34th chat, June 9 2015: feminist contributions in LIS
Topic: This #critlib chat is one of the class projects in Pratt SILS LIS 697 Gender and Intersectionality in LIS. The moderators and students are: Sarah (@fiiidget), Amy (@g_q_amy), Bianca (@ghislane), and Dinah (@dinahhandel). The course is taught by Jessica Hochman (@jessicahochman), and we’ve added our syllabus under the suggested readings for this chat. We’ve also been using the hashtag #LISgender to discuss our readings and related content on Twitter.
- Syllabus to LIS-697 Gender and Intersectionality in LIS: http://bit.ly/1FbPY2Y
- Intersectionality on Wikipedia: http://en.wikipedia.org/wiki/Intersectionality
- DeFrain, E. and Pagowsky, N. “Ice Ice Baby: Are Librarian Stereotypes Freezing us out of Instruction?” http://www.inthelibrarywiththeleadpipe.org/2014/ice-ice-baby-2/
- Gender and Sexuality in Information Studies Colloquium, October 2014. Agenda (with links to presentations): http://litwinbooks.com/2014agenda.php. Presentations from this conference we’ve used in class to talk about race, gender and LIS:
- The Legacy of Lady Bountiful: White Women in the Library by Gina Schlesselman-Tarango. Important to understanding the complex workings of race in LIS is an investigation of the ways in which it has been shaped by gender. A field dominated by white women, tracing the role that the white female body played in early librarianship can illuminate today’s demographic makeup. Calling on the Lady Bountiful archetype, this paper interrogates the ways in which patriarchy, racism, and notions of femininity have and continue to work in LIS education and practice.
- Intros: Please introduce yourself. If you’d like, please share your approach to feminism using text, links, or other methods!

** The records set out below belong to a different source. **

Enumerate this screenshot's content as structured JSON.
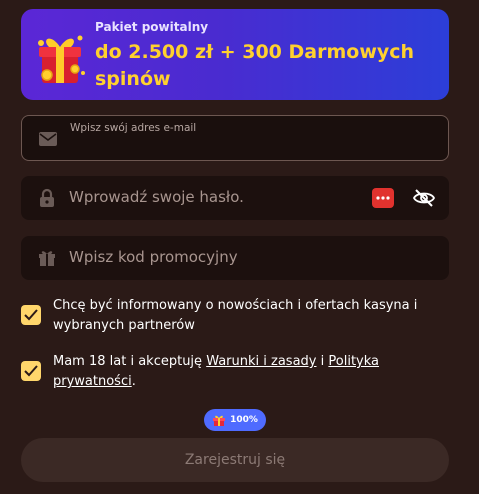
{
  "banner": {
    "subtitle": "Pakiet powitalny",
    "title": "do 2.500 zł + 300 Darmowych spinów"
  },
  "email": {
    "label": "Wpisz swój adres e-mail",
    "value": ""
  },
  "password": {
    "placeholder": "Wprowadź swoje hasło.",
    "value": ""
  },
  "promo": {
    "placeholder": "Wpisz kod promocyjny",
    "value": ""
  },
  "consent_news": {
    "checked": true,
    "text": "Chcę być informowany o nowościach i ofertach kasyna i wybranych partnerów"
  },
  "consent_terms": {
    "checked": true,
    "prefix": "Mam 18 lat i akceptuję ",
    "link1": "Warunki i zasady",
    "middle": " i ",
    "link2": "Polityka prywatności",
    "suffix": "."
  },
  "bonus_badge": {
    "text": "100%"
  },
  "submit": {
    "label": "Zarejestruj się"
  },
  "colors": {
    "background": "#2b1a17",
    "banner_accent": "#ffd12e",
    "checkbox": "#ffd66b",
    "badge": "#4f6bff",
    "password_generator": "#e1322e"
  },
  "icons": [
    "gift-box-icon",
    "envelope-icon",
    "lock-icon",
    "password-generator-icon",
    "eye-slash-icon",
    "gift-icon",
    "checkmark-icon"
  ]
}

- Q1: Do you feel like librarianship is a feminized (or racialized) profession? Does that impact how you do/feel about your job?
- Q2: What categorical binaries (i.e., public/private; insider/outsider) exist in LIS work? When do you notice them? What are their implications?
- Q3: [In our course we’ve discussed intersectionality (where two or more -isms meet) in LIS.] How have you seen identity categories intersect in your work with colleagues, patrons or general LIS practice?
- Q4: What interventions have you/do you want to implement in your LIS practice that were influenced by critiquing/rethinking current practices?